— Your goal —
Leave out the pictures, and retype the remaining data exactly.

— Data excerpts —

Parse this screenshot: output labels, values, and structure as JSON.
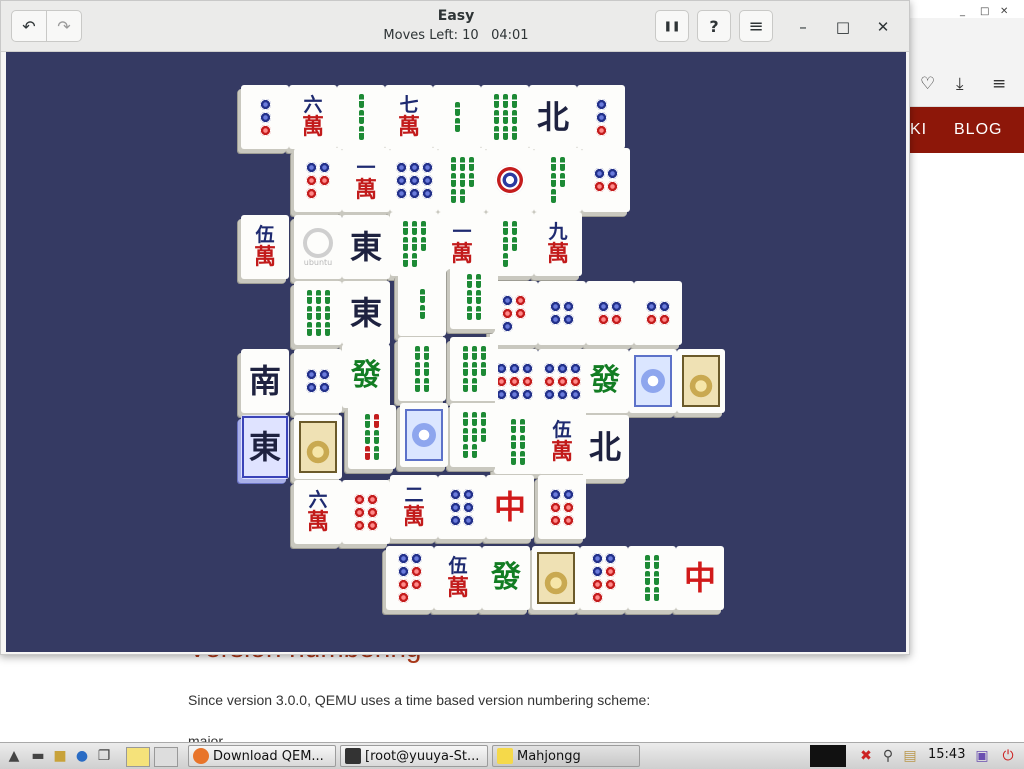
{
  "window": {
    "title": "Easy",
    "subtitle": "Moves Left: 10   04:01",
    "buttons": {
      "undo": "↶",
      "redo": "↷",
      "pause": "❚❚",
      "hint": "?",
      "menu": "≡",
      "minimize": "–",
      "maximize": "□",
      "close": "✕"
    }
  },
  "browser": {
    "titlebar_buttons": [
      "_",
      "□",
      "✕"
    ],
    "toolbar_icons": [
      "pocket-icon",
      "download-icon",
      "menu-icon"
    ],
    "toolbar_glyphs": [
      "♡",
      "⤓",
      "≡"
    ],
    "nav": {
      "item_partial": "KI",
      "item_blog": "BLOG"
    },
    "heading": "Version numbering",
    "paragraph": "Since version 3.0.0, QEMU uses a time based version numbering scheme:",
    "paragraph2": "major"
  },
  "tiles": [
    {
      "kind": "dots",
      "n": 3,
      "c": "bbr"
    },
    {
      "kind": "wan",
      "num": "六"
    },
    {
      "kind": "bam",
      "n": 3
    },
    {
      "kind": "wan",
      "num": "七"
    },
    {
      "kind": "bam",
      "n": 2
    },
    {
      "kind": "bam",
      "n": 9
    },
    {
      "kind": "wind",
      "ch": "北"
    },
    {
      "kind": "dots",
      "n": 3,
      "c": "bbr"
    },
    {
      "kind": "dots",
      "n": 5,
      "c": "bbrrr"
    },
    {
      "kind": "wan",
      "num": "一"
    },
    {
      "kind": "dots",
      "n": 9,
      "c": "bbbbbbbbb"
    },
    {
      "kind": "bam",
      "n": 8
    },
    {
      "kind": "onedot"
    },
    {
      "kind": "bam",
      "n": 5
    },
    {
      "kind": "dots",
      "n": 4,
      "c": "bbrr"
    },
    {
      "kind": "wan",
      "num": "伍"
    },
    {
      "kind": "ubuntu",
      "label": "ubuntu"
    },
    {
      "kind": "wind",
      "ch": "東"
    },
    {
      "kind": "bam",
      "n": 8
    },
    {
      "kind": "wan",
      "num": "一"
    },
    {
      "kind": "bam",
      "n": 5
    },
    {
      "kind": "wan",
      "num": "九"
    },
    {
      "kind": "bam",
      "n": 9
    },
    {
      "kind": "wind",
      "ch": "東"
    },
    {
      "kind": "bam",
      "n": 2
    },
    {
      "kind": "bam",
      "n": 6
    },
    {
      "kind": "dots",
      "n": 5,
      "c": "brrrb"
    },
    {
      "kind": "dots",
      "n": 4,
      "c": "bbbb"
    },
    {
      "kind": "dots",
      "n": 4,
      "c": "bbrr"
    },
    {
      "kind": "dots",
      "n": 4,
      "c": "bbrr"
    },
    {
      "kind": "wind",
      "ch": "南"
    },
    {
      "kind": "dots",
      "n": 4,
      "c": "bbbb"
    },
    {
      "kind": "green",
      "ch": "發"
    },
    {
      "kind": "bam",
      "n": 6
    },
    {
      "kind": "bam",
      "n": 8
    },
    {
      "kind": "dots",
      "n": 9,
      "c": "bbbrrrbbb"
    },
    {
      "kind": "dots",
      "n": 9,
      "c": "bbbrrrbbb"
    },
    {
      "kind": "green",
      "ch": "發"
    },
    {
      "kind": "season"
    },
    {
      "kind": "flower"
    },
    {
      "kind": "wind",
      "ch": "東"
    },
    {
      "kind": "flower"
    },
    {
      "kind": "bam",
      "n": 6,
      "red": true
    },
    {
      "kind": "season"
    },
    {
      "kind": "bam",
      "n": 8
    },
    {
      "kind": "bam",
      "n": 6
    },
    {
      "kind": "wan",
      "num": "伍"
    },
    {
      "kind": "wind",
      "ch": "北"
    },
    {
      "kind": "wan",
      "num": "六"
    },
    {
      "kind": "dots",
      "n": 6,
      "c": "rrrrrr"
    },
    {
      "kind": "wan",
      "num": "二"
    },
    {
      "kind": "dots",
      "n": 6,
      "c": "bbbbbb"
    },
    {
      "kind": "red",
      "ch": "中"
    },
    {
      "kind": "dots",
      "n": 6,
      "c": "bbrrrr"
    },
    {
      "kind": "dots",
      "n": 7,
      "c": "bbbrrrr"
    },
    {
      "kind": "wan",
      "num": "伍"
    },
    {
      "kind": "green",
      "ch": "發"
    },
    {
      "kind": "flower"
    },
    {
      "kind": "dots",
      "n": 7,
      "c": "bbbrrrr"
    },
    {
      "kind": "bam",
      "n": 6
    },
    {
      "kind": "red",
      "ch": "中"
    }
  ],
  "wan_char": "萬",
  "taskbar": {
    "tasks": [
      {
        "label": "Download QEM...",
        "color": "#e8742a"
      },
      {
        "label": "[root@yuuya-St...",
        "color": "#333333"
      },
      {
        "label": "Mahjongg",
        "color": "#f5d94a"
      }
    ],
    "clock": "15:43"
  }
}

— Exercise result —
Parse this screenshot: output labels, values, and structure as JSON.
{
  "window": {
    "title": "Easy",
    "subtitle": "Moves Left: 10   04:01",
    "buttons": {
      "undo": "↶",
      "redo": "↷",
      "pause": "❚❚",
      "hint": "?",
      "menu": "≡",
      "minimize": "–",
      "maximize": "□",
      "close": "✕"
    }
  },
  "browser": {
    "titlebar_buttons": [
      "_",
      "□",
      "✕"
    ],
    "toolbar_icons": [
      "pocket-icon",
      "download-icon",
      "menu-icon"
    ],
    "toolbar_glyphs": [
      "♡",
      "⤓",
      "≡"
    ],
    "nav": {
      "item_partial": "KI",
      "item_blog": "BLOG"
    },
    "heading": "Version numbering",
    "paragraph": "Since version 3.0.0, QEMU uses a time based version numbering scheme:",
    "paragraph2": "major"
  },
  "tiles": [
    {
      "kind": "dots",
      "n": 3,
      "c": "bbr"
    },
    {
      "kind": "wan",
      "num": "六"
    },
    {
      "kind": "bam",
      "n": 3
    },
    {
      "kind": "wan",
      "num": "七"
    },
    {
      "kind": "bam",
      "n": 2
    },
    {
      "kind": "bam",
      "n": 9
    },
    {
      "kind": "wind",
      "ch": "北"
    },
    {
      "kind": "dots",
      "n": 3,
      "c": "bbr"
    },
    {
      "kind": "dots",
      "n": 5,
      "c": "bbrrr"
    },
    {
      "kind": "wan",
      "num": "一"
    },
    {
      "kind": "dots",
      "n": 9,
      "c": "bbbbbbbbb"
    },
    {
      "kind": "bam",
      "n": 8
    },
    {
      "kind": "onedot"
    },
    {
      "kind": "bam",
      "n": 5
    },
    {
      "kind": "dots",
      "n": 4,
      "c": "bbrr"
    },
    {
      "kind": "wan",
      "num": "伍"
    },
    {
      "kind": "ubuntu",
      "label": "ubuntu"
    },
    {
      "kind": "wind",
      "ch": "東"
    },
    {
      "kind": "bam",
      "n": 8
    },
    {
      "kind": "wan",
      "num": "一"
    },
    {
      "kind": "bam",
      "n": 5
    },
    {
      "kind": "wan",
      "num": "九"
    },
    {
      "kind": "bam",
      "n": 9
    },
    {
      "kind": "wind",
      "ch": "東"
    },
    {
      "kind": "bam",
      "n": 2
    },
    {
      "kind": "bam",
      "n": 6
    },
    {
      "kind": "dots",
      "n": 5,
      "c": "brrrb"
    },
    {
      "kind": "dots",
      "n": 4,
      "c": "bbbb"
    },
    {
      "kind": "dots",
      "n": 4,
      "c": "bbrr"
    },
    {
      "kind": "dots",
      "n": 4,
      "c": "bbrr"
    },
    {
      "kind": "wind",
      "ch": "南"
    },
    {
      "kind": "dots",
      "n": 4,
      "c": "bbbb"
    },
    {
      "kind": "green",
      "ch": "發"
    },
    {
      "kind": "bam",
      "n": 6
    },
    {
      "kind": "bam",
      "n": 8
    },
    {
      "kind": "dots",
      "n": 9,
      "c": "bbbrrrbbb"
    },
    {
      "kind": "dots",
      "n": 9,
      "c": "bbbrrrbbb"
    },
    {
      "kind": "green",
      "ch": "發"
    },
    {
      "kind": "season"
    },
    {
      "kind": "flower"
    },
    {
      "kind": "wind",
      "ch": "東"
    },
    {
      "kind": "flower"
    },
    {
      "kind": "bam",
      "n": 6,
      "red": true
    },
    {
      "kind": "season"
    },
    {
      "kind": "bam",
      "n": 8
    },
    {
      "kind": "bam",
      "n": 6
    },
    {
      "kind": "wan",
      "num": "伍"
    },
    {
      "kind": "wind",
      "ch": "北"
    },
    {
      "kind": "wan",
      "num": "六"
    },
    {
      "kind": "dots",
      "n": 6,
      "c": "rrrrrr"
    },
    {
      "kind": "wan",
      "num": "二"
    },
    {
      "kind": "dots",
      "n": 6,
      "c": "bbbbbb"
    },
    {
      "kind": "red",
      "ch": "中"
    },
    {
      "kind": "dots",
      "n": 6,
      "c": "bbrrrr"
    },
    {
      "kind": "dots",
      "n": 7,
      "c": "bbbrrrr"
    },
    {
      "kind": "wan",
      "num": "伍"
    },
    {
      "kind": "green",
      "ch": "發"
    },
    {
      "kind": "flower"
    },
    {
      "kind": "dots",
      "n": 7,
      "c": "bbbrrrr"
    },
    {
      "kind": "bam",
      "n": 6
    },
    {
      "kind": "red",
      "ch": "中"
    }
  ],
  "wan_char": "萬",
  "taskbar": {
    "tasks": [
      {
        "label": "Download QEM...",
        "color": "#e8742a"
      },
      {
        "label": "[root@yuuya-St...",
        "color": "#333333"
      },
      {
        "label": "Mahjongg",
        "color": "#f5d94a"
      }
    ],
    "clock": "15:43"
  }
}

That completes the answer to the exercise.